Warnings about bogus solicitors will be easier for people to find when the Solicitors Regulation Authority (SRA) launches a new online search facility in May 2014 to mark the Citizen's Advice Bureau's Scams Awareness Month.
The SRA's scam alerts are currently listed by the date they are issued at www.sra.org.uk/alerts but due to a big increase in the number of scams—and a mounting archive of alerts—the SRA believes it is important to give everyone instant access to the whole collection.
You will be able to search for SRA scam alerts by keywords and date range, trace connected scams across a series of alerts, and follow hyperlinks to other resources reviewed and recommended by SRA staff.
Also in the pipeline are warnings about developing trends and patterns in scammers' activities along with alerts about suspicious activity that may come before a full-blown scam. All SRA scam alerts are posted on Twitter at @sra_solicitors and will also appear on the SRA's Facebook page.
More than 200 scam alerts have been issued since the SRA began publishing them in September 2011, where scammers have posed as legitimate solicitors or firms in areas like conveyancing, lottery scams, inheritance scams, investment in shares and cold calling to try to get money from unsuspecting victims. Gordon Ramsay is the SRA's Director of Enforcement and he said:
"Bogus solicitors are not solicitors at all, but are criminals posing as solicitors. As such we do not regulate them, and anyone becoming aware of such activity should notify the police and contact us without delay. "Unfortunately this is a growing problem associated with cybercrime and the increasing use of electronic communication in transactions. We would warn anyone using legal services that if they have any reason to doubt that letters, emails or other contact supposed to come from a genuine solicitor look in any way suspicious, they should contact the law firm or individual directly, through reliable and established means. We can confirm an individual or firm is regulated by us.

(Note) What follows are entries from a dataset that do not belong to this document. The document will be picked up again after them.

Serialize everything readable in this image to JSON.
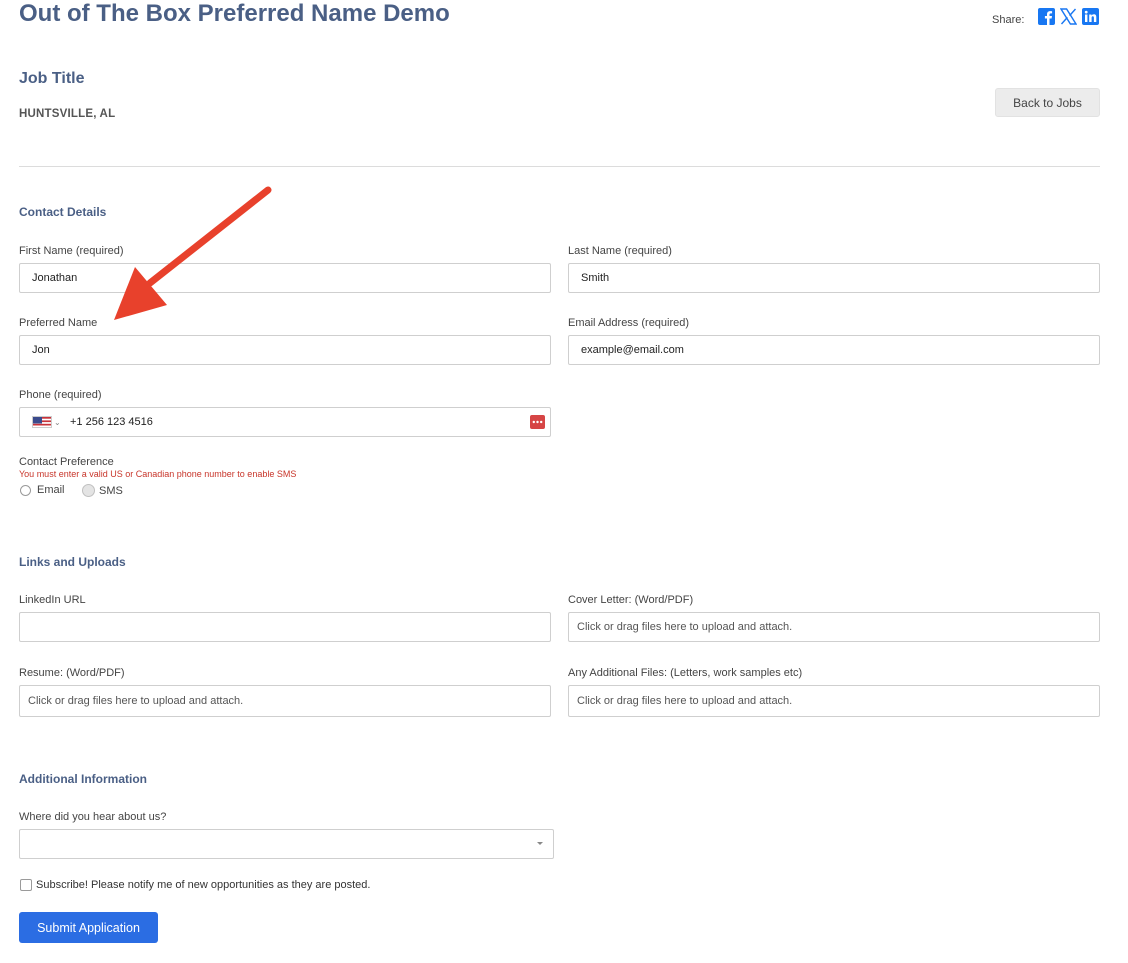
{
  "header": {
    "title": "Out of The Box Preferred Name Demo",
    "share_label": "Share:",
    "share_icons": [
      "facebook-icon",
      "x-icon",
      "linkedin-icon"
    ],
    "brand_color": "#1877f2"
  },
  "job": {
    "title": "Job Title",
    "location": "HUNTSVILLE, AL",
    "back_label": "Back to Jobs"
  },
  "contact": {
    "section_title": "Contact Details",
    "first_name_label": "First Name (required)",
    "first_name_value": "Jonathan",
    "last_name_label": "Last Name (required)",
    "last_name_value": "Smith",
    "preferred_name_label": "Preferred Name",
    "preferred_name_value": "Jon",
    "email_label": "Email Address (required)",
    "email_value": "example@email.com",
    "phone_label": "Phone (required)",
    "phone_value": "+1 256 123 4516",
    "phone_country": "US",
    "preference_label": "Contact Preference",
    "preference_error": "You must enter a valid US or Canadian phone number to enable SMS",
    "option_email": "Email",
    "option_sms": "SMS"
  },
  "links": {
    "section_title": "Links and Uploads",
    "linkedin_label": "LinkedIn URL",
    "linkedin_value": "",
    "cover_label": "Cover Letter: (Word/PDF)",
    "cover_placeholder": "Click or drag files here to upload and attach.",
    "resume_label": "Resume: (Word/PDF)",
    "resume_placeholder": "Click or drag files here to upload and attach.",
    "additional_label": "Any Additional Files: (Letters, work samples etc)",
    "additional_placeholder": "Click or drag files here to upload and attach."
  },
  "additional": {
    "section_title": "Additional Information",
    "source_label": "Where did you hear about us?",
    "source_value": "",
    "subscribe_label": "Subscribe! Please notify me of new opportunities as they are posted."
  },
  "submit_label": "Submit Application",
  "annotation": {
    "color": "#e8412c"
  }
}
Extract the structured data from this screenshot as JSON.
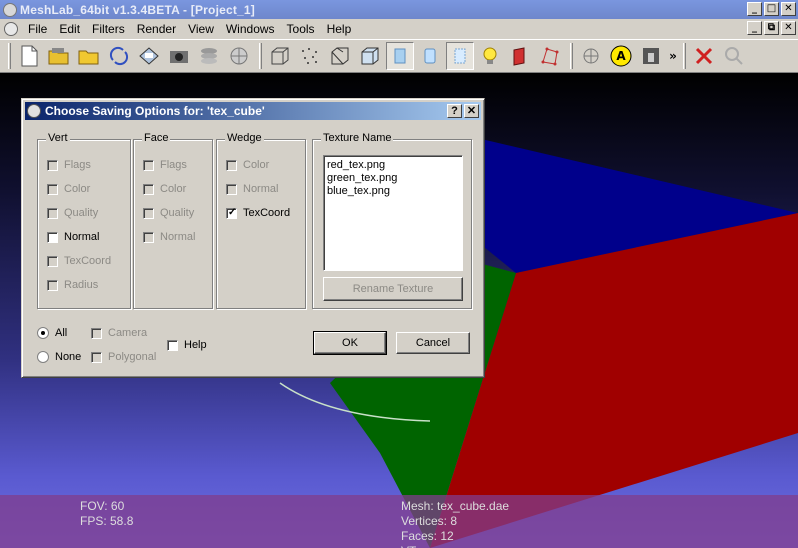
{
  "window": {
    "title": "MeshLab_64bit v1.3.4BETA - [Project_1]",
    "buttons": [
      "_",
      "□",
      "✕"
    ]
  },
  "menubar": {
    "items": [
      "File",
      "Edit",
      "Filters",
      "Render",
      "View",
      "Windows",
      "Tools",
      "Help"
    ],
    "mdi_buttons": [
      "_",
      "⧉",
      "✕"
    ]
  },
  "toolbar": {
    "icons": [
      "new-doc-icon",
      "open-project-icon",
      "open-folder-icon",
      "reload-icon",
      "save-icon",
      "snapshot-icon",
      "layers-icon",
      "mesh-sphere-icon",
      "bbox-icon",
      "points-icon",
      "wireframe-icon",
      "hidden-lines-icon",
      "flat-icon",
      "smooth-icon",
      "texture-icon",
      "light-icon",
      "color-icon",
      "vertex-select-icon",
      "align-icon",
      "annotate-icon",
      "measure-icon",
      "cross-icon",
      "search-icon"
    ],
    "more": "»"
  },
  "dialog": {
    "title": "Choose Saving Options for: 'tex_cube'",
    "help_btn": "?",
    "close_btn": "✕",
    "vert": {
      "title": "Vert",
      "items": [
        {
          "label": "Flags",
          "checked": false,
          "enabled": false
        },
        {
          "label": "Color",
          "checked": false,
          "enabled": false
        },
        {
          "label": "Quality",
          "checked": false,
          "enabled": false
        },
        {
          "label": "Normal",
          "checked": false,
          "enabled": true
        },
        {
          "label": "TexCoord",
          "checked": false,
          "enabled": false
        },
        {
          "label": "Radius",
          "checked": false,
          "enabled": false
        }
      ]
    },
    "face": {
      "title": "Face",
      "items": [
        {
          "label": "Flags",
          "checked": false,
          "enabled": false
        },
        {
          "label": "Color",
          "checked": false,
          "enabled": false
        },
        {
          "label": "Quality",
          "checked": false,
          "enabled": false
        },
        {
          "label": "Normal",
          "checked": false,
          "enabled": false
        }
      ]
    },
    "wedge": {
      "title": "Wedge",
      "items": [
        {
          "label": "Color",
          "checked": false,
          "enabled": false
        },
        {
          "label": "Normal",
          "checked": false,
          "enabled": false
        },
        {
          "label": "TexCoord",
          "checked": true,
          "enabled": true
        }
      ]
    },
    "texture": {
      "title": "Texture Name",
      "files": [
        "red_tex.png",
        "green_tex.png",
        "blue_tex.png"
      ],
      "rename_label": "Rename Texture"
    },
    "options": {
      "all": "All",
      "none": "None",
      "camera": "Camera",
      "polygonal": "Polygonal",
      "help": "Help"
    },
    "ok_label": "OK",
    "cancel_label": "Cancel"
  },
  "info": {
    "fov": "FOV: 60",
    "fps": "FPS:    58.8",
    "mesh": "Mesh: tex_cube.dae",
    "vertices": "Vertices: 8",
    "faces": "Faces: 12",
    "extra": "VT"
  }
}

"However, it is wise to be watchful for telltale signs such as only a mobile phone number being used; no office address or incorrect spelling of an address; or inaccurate details on a letterhead.